David Bowie - 2016 - Blackstar Videos

For better or for worse, I haven't been ramping up a whole lot of the psychedelic obscurities recently.  Mostly grooving to the Beatles, Bowie, Gas, and listening through my new recordings on the trippier end.  So let's take a look at that Bowie.  I'm probably a few months late on this, but this is one of the few celebrity deaths that legitimately bummed me out. As you probably imagine, I never had an interaction with the Man, but my shitty high school punk band did play on the same stage that I caught my sole Bowie concert on a few months later - at least a fun connection for me (Atlanta's International Ballroom for the "Earthling" tour).  The "Blackstar" album is phenomenal - it's an unprecedented late-career masterpiece and I think it may be second only to "Low" in Bowie's catalog.  While ditching your long-time band for experimental jazzmen sounds like a prick move, it seems to have reignited the exploratory instinct of the classic 70's albums.  I've given the mystical, morality-facing album deep listening that I usually only reserve for stuff like the Beach Boys' "Smile" The Beatles "White Album," or, well, Bowie's "Low."  But I'm not going to target this as an album review (quality 5 ; trip-o-meter 4.5 I guess for the quick version).  Let's take a look at the phenomenal videos instead.
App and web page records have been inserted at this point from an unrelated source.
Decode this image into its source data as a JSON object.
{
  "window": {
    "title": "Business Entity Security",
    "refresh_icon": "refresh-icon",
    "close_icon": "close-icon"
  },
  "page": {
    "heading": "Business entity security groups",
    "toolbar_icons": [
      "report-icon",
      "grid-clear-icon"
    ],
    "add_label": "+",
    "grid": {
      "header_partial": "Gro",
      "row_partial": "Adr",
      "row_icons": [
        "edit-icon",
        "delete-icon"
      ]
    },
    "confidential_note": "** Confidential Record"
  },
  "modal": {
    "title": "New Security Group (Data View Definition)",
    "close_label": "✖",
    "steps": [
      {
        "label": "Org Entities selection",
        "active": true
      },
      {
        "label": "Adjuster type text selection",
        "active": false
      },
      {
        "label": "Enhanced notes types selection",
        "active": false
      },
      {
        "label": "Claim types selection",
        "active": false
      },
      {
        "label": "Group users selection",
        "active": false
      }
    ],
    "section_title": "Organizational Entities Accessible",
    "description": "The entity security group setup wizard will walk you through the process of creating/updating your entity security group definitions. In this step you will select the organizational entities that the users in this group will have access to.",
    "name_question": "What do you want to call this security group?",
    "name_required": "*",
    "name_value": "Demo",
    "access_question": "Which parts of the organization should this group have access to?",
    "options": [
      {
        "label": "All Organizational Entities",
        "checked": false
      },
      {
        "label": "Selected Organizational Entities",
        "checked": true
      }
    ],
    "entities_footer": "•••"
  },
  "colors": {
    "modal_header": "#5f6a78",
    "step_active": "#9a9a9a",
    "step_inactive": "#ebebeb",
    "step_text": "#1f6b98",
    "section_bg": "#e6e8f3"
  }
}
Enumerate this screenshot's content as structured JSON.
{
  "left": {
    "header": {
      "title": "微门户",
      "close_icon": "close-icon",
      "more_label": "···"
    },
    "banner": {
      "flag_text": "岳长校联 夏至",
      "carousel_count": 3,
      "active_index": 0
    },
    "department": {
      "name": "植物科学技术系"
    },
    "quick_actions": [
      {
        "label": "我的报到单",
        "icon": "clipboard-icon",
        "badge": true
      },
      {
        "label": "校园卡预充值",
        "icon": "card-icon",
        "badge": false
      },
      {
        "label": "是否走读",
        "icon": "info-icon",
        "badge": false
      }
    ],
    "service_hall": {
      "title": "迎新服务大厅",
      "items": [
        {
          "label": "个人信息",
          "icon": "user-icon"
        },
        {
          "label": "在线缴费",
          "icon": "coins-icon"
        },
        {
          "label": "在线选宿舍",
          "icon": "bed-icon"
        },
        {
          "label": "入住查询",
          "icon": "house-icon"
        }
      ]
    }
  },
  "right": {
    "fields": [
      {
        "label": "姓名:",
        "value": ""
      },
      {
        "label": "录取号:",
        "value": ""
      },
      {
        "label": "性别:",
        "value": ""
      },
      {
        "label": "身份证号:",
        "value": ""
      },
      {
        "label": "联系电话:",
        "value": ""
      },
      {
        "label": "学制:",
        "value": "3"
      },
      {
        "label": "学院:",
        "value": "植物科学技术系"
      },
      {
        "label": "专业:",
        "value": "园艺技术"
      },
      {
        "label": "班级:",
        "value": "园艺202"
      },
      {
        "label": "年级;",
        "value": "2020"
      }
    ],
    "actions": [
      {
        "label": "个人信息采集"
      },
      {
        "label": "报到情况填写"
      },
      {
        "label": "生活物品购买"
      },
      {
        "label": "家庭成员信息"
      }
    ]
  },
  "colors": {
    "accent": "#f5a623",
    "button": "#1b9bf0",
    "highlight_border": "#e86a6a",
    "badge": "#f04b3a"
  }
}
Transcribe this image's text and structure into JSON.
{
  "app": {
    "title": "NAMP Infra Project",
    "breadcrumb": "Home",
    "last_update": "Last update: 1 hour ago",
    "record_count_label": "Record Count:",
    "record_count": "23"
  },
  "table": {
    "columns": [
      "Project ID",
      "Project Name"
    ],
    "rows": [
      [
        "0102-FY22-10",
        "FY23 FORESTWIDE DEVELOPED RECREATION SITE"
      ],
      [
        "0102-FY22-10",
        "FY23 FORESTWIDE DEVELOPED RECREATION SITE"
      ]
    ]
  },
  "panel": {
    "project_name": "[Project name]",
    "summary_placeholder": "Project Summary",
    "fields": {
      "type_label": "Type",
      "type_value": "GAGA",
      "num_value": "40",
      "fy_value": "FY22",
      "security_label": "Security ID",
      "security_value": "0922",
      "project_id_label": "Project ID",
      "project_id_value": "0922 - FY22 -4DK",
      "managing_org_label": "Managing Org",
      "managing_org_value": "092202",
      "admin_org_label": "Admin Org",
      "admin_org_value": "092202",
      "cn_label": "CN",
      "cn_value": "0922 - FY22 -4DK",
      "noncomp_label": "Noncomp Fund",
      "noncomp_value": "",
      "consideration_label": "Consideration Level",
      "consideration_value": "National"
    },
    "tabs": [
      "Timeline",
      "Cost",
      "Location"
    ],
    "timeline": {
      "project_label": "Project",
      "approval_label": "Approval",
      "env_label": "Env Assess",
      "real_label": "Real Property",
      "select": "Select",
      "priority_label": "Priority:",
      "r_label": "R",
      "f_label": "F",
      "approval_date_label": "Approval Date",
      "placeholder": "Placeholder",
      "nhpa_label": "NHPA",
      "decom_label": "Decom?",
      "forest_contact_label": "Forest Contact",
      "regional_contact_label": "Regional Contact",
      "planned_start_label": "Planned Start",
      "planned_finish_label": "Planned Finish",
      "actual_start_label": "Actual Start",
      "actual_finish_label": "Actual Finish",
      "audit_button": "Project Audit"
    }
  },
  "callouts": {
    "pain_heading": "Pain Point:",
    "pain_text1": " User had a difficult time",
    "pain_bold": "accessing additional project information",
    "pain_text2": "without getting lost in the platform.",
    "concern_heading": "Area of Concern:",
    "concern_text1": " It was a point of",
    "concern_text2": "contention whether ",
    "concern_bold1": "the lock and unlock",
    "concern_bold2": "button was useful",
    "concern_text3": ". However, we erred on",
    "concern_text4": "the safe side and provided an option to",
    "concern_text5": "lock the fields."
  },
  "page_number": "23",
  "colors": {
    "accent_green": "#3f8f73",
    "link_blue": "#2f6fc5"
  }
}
Gave a half-attention listening before news of Bowie's passing and thought the second song was cool - but it was just the core of "Blackstar" and when the first half returned I was surprised to be greeted by a "Station to Station" style epic.  I knew Bowie was going for absolute top form when I first heard the synth at 7:06 zoom in.  In the filmic sense, we are observing a strange convergence of Kenneth Anger,  Labyrinth, and weird, obscure Crowley-style Satanism blasting through the cosmic veil with just hint of hip-strutting disco to bring in the funk.  I'm pretty skeptical of releases from the old fogies, but this tune pretty well catapulted into my top five Bowie tunes.  This is an epic, dark sci-fi trip that you should undertake.
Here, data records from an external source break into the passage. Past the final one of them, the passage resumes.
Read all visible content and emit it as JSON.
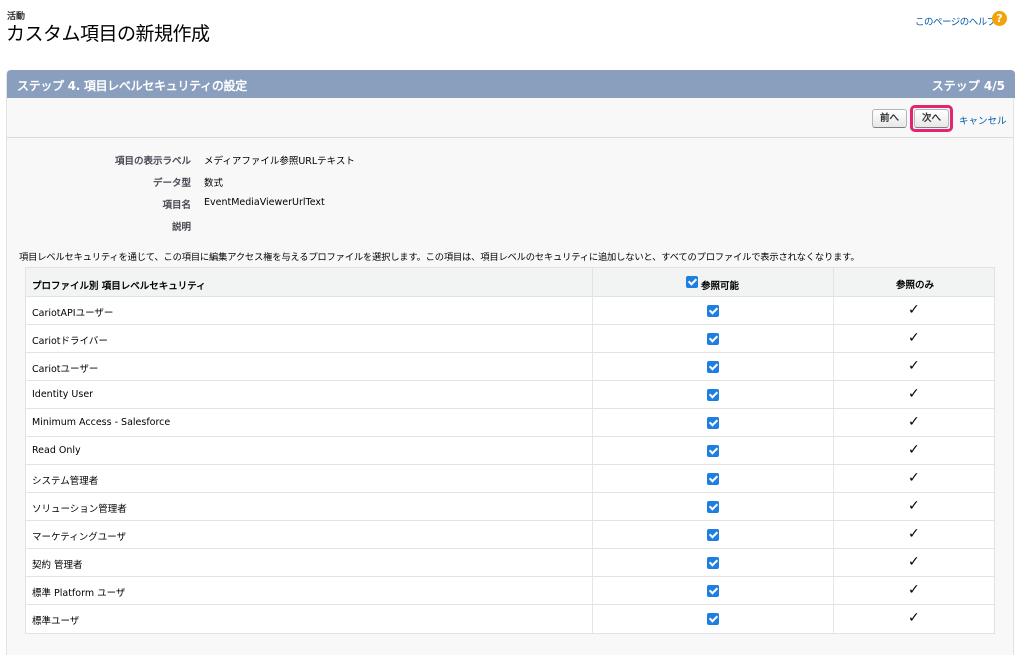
{
  "header": {
    "breadcrumb": "活動",
    "title": "カスタム項目の新規作成",
    "help_link": "このページのヘルプ",
    "help_icon": "help-icon"
  },
  "panel": {
    "step_title": "ステップ 4. 項目レベルセキュリティの設定",
    "step_count": "ステップ 4/5",
    "buttons": {
      "prev": "前へ",
      "next": "次へ",
      "cancel": "キャンセル"
    }
  },
  "details": [
    {
      "label": "項目の表示ラベル",
      "value": "メディアファイル参照URLテキスト"
    },
    {
      "label": "データ型",
      "value": "数式"
    },
    {
      "label": "項目名",
      "value": "EventMediaViewerUrlText"
    },
    {
      "label": "説明",
      "value": ""
    }
  ],
  "description": "項目レベルセキュリティを通じて、この項目に編集アクセス権を与えるプロファイルを選択します。この項目は、項目レベルのセキュリティに追加しないと、すべてのプロファイルで表示されなくなります。",
  "table": {
    "headers": {
      "profile": "プロファイル別 項目レベルセキュリティ",
      "readable": "参照可能",
      "read_only": "参照のみ"
    },
    "rows": [
      {
        "name": "CariotAPIユーザー",
        "readable": true,
        "read_only": true
      },
      {
        "name": "Cariotドライバー",
        "readable": true,
        "read_only": true
      },
      {
        "name": "Cariotユーザー",
        "readable": true,
        "read_only": true
      },
      {
        "name": "Identity User",
        "readable": true,
        "read_only": true
      },
      {
        "name": "Minimum Access - Salesforce",
        "readable": true,
        "read_only": true
      },
      {
        "name": "Read Only",
        "readable": true,
        "read_only": true
      },
      {
        "name": "システム管理者",
        "readable": true,
        "read_only": true
      },
      {
        "name": "ソリューション管理者",
        "readable": true,
        "read_only": true
      },
      {
        "name": "マーケティングユーザ",
        "readable": true,
        "read_only": true
      },
      {
        "name": "契約 管理者",
        "readable": true,
        "read_only": true
      },
      {
        "name": "標準 Platform ユーザ",
        "readable": true,
        "read_only": true
      },
      {
        "name": "標準ユーザ",
        "readable": true,
        "read_only": true
      }
    ]
  },
  "colors": {
    "header_bar": "#8a9ebe",
    "link": "#015ba7",
    "highlight": "#e2256f",
    "checkbox": "#1f7fe0"
  }
}
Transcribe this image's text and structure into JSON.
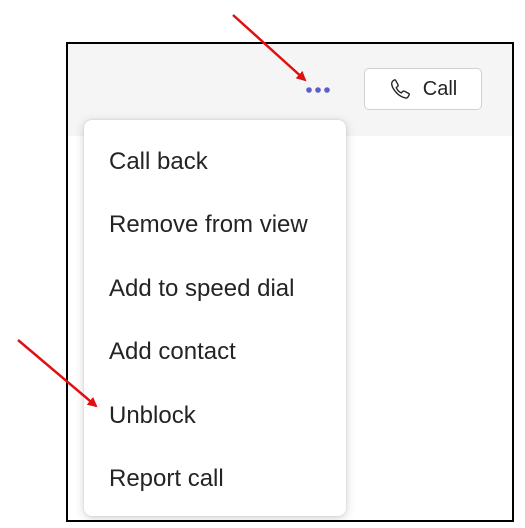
{
  "header": {
    "more_icon": "more-horizontal-icon",
    "call_button": {
      "label": "Call",
      "icon": "phone-icon"
    }
  },
  "menu": {
    "items": [
      {
        "label": "Call back"
      },
      {
        "label": "Remove from view"
      },
      {
        "label": "Add to speed dial"
      },
      {
        "label": "Add contact"
      },
      {
        "label": "Unblock"
      },
      {
        "label": "Report call"
      }
    ]
  },
  "colors": {
    "accent": "#5b5fc7",
    "annotation_arrow": "#e01010",
    "text": "#242424",
    "topbar_bg": "#f5f5f5",
    "border": "#000000"
  }
}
This one seems to have picked up most of the attention as a death note, and it is a strong one, but it doesn't quite hit the nexus button of subconscious that "Blackstar" did.  The track is definitely cool, with deranged electric guitar blast spazzed out by the Man himself.  Much smaller scale but well thought out, the button-eyed man returns to cringe on his deathbed.  The emaciated, dying Thin White Duke is quite a site, morbidly creeping back into his closet.  It's an amazing acknowledgement and exploitation of mortal decay, but ultimately a bad ass rebellion against said decay.  I'm knicking the idea from some clickbait article that I read, but I agree that the most profound image here is of our Thin White duke furiously scrawling his ideas and falling off of the desk, unable to express everything he desired with the little time that remained
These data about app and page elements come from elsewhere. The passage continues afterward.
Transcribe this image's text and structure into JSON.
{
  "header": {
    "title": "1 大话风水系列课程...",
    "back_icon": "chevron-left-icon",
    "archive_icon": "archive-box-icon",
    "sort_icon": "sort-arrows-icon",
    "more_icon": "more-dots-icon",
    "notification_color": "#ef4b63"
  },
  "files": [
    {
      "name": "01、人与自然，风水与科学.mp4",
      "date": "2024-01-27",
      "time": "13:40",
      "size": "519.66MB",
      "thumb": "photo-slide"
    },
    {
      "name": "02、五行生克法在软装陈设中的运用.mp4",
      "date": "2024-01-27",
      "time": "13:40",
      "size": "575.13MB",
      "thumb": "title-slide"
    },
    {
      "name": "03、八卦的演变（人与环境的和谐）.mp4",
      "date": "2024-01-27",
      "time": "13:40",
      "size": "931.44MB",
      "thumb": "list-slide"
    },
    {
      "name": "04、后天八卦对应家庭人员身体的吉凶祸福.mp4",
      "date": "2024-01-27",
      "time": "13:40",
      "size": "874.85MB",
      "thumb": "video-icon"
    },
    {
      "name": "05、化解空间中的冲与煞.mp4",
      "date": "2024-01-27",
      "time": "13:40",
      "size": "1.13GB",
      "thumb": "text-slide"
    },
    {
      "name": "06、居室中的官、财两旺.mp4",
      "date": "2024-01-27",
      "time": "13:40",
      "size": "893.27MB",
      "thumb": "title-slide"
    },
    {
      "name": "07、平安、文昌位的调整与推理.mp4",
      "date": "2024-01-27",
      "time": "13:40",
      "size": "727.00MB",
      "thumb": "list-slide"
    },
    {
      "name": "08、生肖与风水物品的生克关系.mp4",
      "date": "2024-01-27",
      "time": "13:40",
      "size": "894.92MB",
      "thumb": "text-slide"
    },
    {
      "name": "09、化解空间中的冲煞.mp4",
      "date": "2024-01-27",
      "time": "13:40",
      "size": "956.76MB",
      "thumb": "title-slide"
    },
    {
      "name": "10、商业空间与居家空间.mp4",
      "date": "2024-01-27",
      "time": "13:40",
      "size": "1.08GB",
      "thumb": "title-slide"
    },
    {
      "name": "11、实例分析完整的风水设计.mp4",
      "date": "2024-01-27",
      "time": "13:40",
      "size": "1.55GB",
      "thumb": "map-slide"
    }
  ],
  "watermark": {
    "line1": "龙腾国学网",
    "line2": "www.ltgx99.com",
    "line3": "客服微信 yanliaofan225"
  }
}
A few days ago I read that although the Man is gone, we were getting a "lyric" video, which doesn't sound like much.  Of course there is no footage of a man who has left this moral coil, but we surprisingly get a painless syringe of metaphysic DMT injected directly into the eyeball. Yeah, (some) of the lyrics end up on screen, but what is important is the bizarre fusion of black-and-white imagery from Metropolis, vintage Flash Gordon, and Aladdin Sane eventually bursting into a cascade of insane VHS colour that concludes by sending Major Tom on his final trip though the cosmos.  Although on a completely different track, the only other lyric video I like was for the Lonely Island's "Semicolon."